### Exercise description:
Only lines containing the string "dword" belong in the answer; copy all of them from the entries.

Items from a data source
..........

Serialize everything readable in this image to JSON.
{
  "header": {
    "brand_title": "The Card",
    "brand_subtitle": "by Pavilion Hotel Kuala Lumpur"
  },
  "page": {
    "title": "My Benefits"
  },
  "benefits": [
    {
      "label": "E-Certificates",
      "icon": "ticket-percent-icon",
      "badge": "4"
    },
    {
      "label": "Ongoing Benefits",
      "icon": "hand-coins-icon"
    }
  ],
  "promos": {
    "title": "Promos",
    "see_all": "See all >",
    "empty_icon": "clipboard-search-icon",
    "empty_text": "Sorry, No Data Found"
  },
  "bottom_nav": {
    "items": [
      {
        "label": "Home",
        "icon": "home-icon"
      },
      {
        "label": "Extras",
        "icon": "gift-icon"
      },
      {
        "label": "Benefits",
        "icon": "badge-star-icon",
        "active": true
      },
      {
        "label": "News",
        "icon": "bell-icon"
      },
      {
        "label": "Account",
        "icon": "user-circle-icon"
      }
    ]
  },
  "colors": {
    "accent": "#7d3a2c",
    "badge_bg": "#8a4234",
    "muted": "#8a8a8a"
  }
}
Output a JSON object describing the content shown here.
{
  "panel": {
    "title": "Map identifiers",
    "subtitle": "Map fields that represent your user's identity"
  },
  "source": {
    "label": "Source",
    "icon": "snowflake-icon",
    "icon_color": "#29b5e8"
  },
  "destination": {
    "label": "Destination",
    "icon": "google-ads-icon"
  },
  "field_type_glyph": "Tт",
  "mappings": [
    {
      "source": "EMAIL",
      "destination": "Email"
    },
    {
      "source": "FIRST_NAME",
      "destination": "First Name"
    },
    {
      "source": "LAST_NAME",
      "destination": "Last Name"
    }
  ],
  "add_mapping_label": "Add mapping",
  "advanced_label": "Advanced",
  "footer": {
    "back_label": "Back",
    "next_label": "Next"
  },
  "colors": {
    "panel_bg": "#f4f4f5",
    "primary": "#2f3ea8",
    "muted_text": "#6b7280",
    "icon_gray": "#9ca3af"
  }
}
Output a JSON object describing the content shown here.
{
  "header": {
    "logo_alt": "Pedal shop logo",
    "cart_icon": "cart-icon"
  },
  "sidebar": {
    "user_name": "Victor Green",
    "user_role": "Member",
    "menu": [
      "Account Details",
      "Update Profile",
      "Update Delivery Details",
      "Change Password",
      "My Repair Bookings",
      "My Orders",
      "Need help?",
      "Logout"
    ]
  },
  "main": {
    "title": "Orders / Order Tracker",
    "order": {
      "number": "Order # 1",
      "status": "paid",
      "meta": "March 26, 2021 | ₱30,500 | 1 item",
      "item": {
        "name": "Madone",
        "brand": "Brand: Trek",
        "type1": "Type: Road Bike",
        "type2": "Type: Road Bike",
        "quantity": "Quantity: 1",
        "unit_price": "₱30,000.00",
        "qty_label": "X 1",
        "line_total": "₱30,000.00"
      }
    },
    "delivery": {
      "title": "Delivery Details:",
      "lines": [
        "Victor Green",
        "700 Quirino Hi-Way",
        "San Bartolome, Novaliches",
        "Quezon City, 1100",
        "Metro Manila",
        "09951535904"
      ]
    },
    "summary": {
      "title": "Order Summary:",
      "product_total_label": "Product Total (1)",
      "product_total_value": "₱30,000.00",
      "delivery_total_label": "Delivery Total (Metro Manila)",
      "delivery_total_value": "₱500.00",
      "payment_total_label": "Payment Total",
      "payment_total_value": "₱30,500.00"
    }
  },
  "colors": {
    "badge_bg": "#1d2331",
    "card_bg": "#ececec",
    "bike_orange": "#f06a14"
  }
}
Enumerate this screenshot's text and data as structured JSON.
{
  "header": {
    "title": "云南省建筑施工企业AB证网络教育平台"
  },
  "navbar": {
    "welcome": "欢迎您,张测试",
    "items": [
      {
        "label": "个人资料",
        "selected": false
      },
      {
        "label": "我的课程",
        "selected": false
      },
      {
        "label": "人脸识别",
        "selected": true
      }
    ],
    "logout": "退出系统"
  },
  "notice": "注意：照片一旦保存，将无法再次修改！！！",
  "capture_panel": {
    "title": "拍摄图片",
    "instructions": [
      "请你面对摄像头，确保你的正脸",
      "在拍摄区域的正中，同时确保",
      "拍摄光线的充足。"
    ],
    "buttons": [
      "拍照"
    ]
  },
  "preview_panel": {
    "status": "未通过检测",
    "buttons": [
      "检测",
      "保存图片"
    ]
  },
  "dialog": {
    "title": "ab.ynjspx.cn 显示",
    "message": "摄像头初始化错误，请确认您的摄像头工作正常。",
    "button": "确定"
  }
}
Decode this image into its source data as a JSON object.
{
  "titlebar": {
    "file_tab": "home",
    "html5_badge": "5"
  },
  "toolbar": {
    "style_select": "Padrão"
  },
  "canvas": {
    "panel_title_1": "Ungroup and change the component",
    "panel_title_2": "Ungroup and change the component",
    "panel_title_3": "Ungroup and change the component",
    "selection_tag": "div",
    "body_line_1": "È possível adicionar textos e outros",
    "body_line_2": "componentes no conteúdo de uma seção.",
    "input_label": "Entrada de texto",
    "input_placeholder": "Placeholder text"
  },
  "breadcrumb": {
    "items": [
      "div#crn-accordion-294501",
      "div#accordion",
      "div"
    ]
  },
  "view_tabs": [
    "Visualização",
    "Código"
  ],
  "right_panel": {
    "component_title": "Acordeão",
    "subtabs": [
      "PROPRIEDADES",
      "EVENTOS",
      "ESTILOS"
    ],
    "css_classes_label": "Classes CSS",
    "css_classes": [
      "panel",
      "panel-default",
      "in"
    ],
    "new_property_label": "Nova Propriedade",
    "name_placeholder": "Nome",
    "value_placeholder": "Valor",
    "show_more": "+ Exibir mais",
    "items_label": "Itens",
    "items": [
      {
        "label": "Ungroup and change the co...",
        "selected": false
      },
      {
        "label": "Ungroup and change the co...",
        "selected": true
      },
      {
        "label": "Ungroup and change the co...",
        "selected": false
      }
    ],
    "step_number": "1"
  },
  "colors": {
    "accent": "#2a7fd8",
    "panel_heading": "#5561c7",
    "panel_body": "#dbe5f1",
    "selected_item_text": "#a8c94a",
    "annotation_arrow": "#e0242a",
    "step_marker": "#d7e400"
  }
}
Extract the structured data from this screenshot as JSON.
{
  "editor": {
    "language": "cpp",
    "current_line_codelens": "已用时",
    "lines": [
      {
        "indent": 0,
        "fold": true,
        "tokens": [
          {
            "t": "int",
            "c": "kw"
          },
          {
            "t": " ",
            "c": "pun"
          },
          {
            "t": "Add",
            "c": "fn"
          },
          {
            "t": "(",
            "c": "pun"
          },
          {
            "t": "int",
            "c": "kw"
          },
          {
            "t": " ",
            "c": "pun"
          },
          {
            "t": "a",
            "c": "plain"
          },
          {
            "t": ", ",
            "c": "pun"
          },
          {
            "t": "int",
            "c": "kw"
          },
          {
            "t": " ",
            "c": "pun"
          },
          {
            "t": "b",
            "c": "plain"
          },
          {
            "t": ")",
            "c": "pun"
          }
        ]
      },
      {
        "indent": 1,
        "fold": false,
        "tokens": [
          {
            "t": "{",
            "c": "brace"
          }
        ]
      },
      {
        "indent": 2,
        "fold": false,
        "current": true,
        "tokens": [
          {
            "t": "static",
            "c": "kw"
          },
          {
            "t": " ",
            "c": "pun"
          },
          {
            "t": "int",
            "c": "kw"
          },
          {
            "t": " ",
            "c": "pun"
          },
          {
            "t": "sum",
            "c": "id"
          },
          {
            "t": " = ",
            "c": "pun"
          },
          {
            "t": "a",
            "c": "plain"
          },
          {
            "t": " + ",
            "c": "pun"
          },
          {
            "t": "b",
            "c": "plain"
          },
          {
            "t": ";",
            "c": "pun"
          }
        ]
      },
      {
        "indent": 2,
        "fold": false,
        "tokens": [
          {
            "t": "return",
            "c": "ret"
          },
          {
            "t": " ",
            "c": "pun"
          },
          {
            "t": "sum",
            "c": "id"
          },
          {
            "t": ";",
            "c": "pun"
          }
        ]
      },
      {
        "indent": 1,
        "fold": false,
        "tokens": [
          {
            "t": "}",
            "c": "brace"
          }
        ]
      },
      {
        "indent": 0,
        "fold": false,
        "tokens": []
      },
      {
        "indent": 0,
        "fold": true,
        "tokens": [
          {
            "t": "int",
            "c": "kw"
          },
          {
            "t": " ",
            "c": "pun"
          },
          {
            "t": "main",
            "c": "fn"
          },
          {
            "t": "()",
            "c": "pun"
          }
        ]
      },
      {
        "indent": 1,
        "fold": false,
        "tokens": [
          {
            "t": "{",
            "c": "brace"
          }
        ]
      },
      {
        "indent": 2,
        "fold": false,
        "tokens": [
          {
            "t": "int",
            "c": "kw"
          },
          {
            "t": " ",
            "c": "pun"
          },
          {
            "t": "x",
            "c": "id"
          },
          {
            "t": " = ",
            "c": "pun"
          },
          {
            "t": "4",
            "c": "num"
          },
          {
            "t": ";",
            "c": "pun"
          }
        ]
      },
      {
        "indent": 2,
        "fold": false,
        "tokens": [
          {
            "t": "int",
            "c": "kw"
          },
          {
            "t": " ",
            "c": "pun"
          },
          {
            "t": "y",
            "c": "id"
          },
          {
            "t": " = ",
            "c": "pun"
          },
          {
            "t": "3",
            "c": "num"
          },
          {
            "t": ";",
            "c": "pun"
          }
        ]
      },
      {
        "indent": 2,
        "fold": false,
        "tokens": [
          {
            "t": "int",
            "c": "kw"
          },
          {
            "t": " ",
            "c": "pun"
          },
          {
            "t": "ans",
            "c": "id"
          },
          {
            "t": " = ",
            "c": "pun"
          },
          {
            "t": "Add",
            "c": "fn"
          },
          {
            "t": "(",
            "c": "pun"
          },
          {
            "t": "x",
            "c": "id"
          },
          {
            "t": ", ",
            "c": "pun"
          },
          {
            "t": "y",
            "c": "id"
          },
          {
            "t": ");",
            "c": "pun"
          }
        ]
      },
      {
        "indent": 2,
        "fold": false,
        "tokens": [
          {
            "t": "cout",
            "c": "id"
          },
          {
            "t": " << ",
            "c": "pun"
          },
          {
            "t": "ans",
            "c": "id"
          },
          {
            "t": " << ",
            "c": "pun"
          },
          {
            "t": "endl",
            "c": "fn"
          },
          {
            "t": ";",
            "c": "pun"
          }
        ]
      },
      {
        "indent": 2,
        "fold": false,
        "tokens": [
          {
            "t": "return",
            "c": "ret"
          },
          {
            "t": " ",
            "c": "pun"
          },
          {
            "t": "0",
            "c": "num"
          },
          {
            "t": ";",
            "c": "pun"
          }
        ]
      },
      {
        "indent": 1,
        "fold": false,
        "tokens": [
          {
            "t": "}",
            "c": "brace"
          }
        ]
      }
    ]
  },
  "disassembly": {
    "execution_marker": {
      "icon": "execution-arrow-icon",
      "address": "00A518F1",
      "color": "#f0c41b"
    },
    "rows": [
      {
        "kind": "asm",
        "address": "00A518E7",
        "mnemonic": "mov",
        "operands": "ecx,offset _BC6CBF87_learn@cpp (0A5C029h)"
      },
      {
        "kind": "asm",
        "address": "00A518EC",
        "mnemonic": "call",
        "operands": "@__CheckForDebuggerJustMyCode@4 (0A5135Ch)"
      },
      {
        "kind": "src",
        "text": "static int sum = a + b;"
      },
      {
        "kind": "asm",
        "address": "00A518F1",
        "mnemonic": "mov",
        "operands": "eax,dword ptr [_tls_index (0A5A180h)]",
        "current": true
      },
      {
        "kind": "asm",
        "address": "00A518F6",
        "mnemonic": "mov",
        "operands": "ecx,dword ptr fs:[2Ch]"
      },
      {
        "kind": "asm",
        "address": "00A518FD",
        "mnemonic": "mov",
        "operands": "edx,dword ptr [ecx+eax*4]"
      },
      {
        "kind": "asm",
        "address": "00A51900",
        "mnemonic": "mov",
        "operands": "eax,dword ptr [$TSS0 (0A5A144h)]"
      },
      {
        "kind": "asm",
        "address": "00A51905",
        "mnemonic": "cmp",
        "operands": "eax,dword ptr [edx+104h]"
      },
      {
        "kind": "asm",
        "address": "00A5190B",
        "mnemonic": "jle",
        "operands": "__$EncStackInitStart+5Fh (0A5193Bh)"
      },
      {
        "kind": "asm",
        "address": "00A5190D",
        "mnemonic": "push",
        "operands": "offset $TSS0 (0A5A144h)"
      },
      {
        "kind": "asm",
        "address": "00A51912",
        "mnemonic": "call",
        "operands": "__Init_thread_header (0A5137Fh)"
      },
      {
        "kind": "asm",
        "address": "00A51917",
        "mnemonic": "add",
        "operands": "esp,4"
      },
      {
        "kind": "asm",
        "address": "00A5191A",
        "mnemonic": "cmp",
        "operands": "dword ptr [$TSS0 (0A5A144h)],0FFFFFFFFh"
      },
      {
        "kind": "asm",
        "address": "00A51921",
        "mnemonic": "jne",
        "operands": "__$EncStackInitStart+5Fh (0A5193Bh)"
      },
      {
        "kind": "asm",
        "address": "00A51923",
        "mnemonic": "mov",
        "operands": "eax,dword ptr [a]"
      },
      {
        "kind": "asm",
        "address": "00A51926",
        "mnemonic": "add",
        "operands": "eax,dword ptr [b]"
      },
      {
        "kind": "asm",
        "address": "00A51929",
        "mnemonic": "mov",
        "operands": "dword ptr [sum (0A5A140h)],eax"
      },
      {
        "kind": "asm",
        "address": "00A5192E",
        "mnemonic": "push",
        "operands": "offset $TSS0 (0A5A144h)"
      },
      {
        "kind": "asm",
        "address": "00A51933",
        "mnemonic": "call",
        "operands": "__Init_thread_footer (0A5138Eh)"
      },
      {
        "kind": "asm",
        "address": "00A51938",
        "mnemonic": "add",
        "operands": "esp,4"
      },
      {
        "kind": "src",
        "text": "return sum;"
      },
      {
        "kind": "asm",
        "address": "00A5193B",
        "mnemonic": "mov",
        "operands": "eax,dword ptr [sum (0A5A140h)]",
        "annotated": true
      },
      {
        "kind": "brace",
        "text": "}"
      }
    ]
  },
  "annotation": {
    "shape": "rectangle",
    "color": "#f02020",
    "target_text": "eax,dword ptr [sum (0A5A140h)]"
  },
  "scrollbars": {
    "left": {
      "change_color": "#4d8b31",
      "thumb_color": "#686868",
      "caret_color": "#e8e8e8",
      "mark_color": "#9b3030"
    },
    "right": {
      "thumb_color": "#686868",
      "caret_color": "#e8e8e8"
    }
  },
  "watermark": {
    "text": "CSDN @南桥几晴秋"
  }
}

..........

### Response to this task:
        "operands": "eax,dword ptr [_tls_index (0A5A180h)]",
        "operands": "ecx,dword ptr fs:[2Ch]"
        "operands": "edx,dword ptr [ecx+eax*4]"
        "operands": "eax,dword ptr [$TSS0 (0A5A144h)]"
        "operands": "eax,dword ptr [edx+104h]"
        "operands": "dword ptr [$TSS0 (0A5A144h)],0FFFFFFFFh"
        "operands": "eax,dword ptr [a]"
        "operands": "eax,dword ptr [b]"
        "operands": "dword ptr [sum (0A5A140h)],eax"
        "operands": "eax,dword ptr [sum (0A5A140h)]",
    "target_text": "eax,dword ptr [sum (0A5A140h)]"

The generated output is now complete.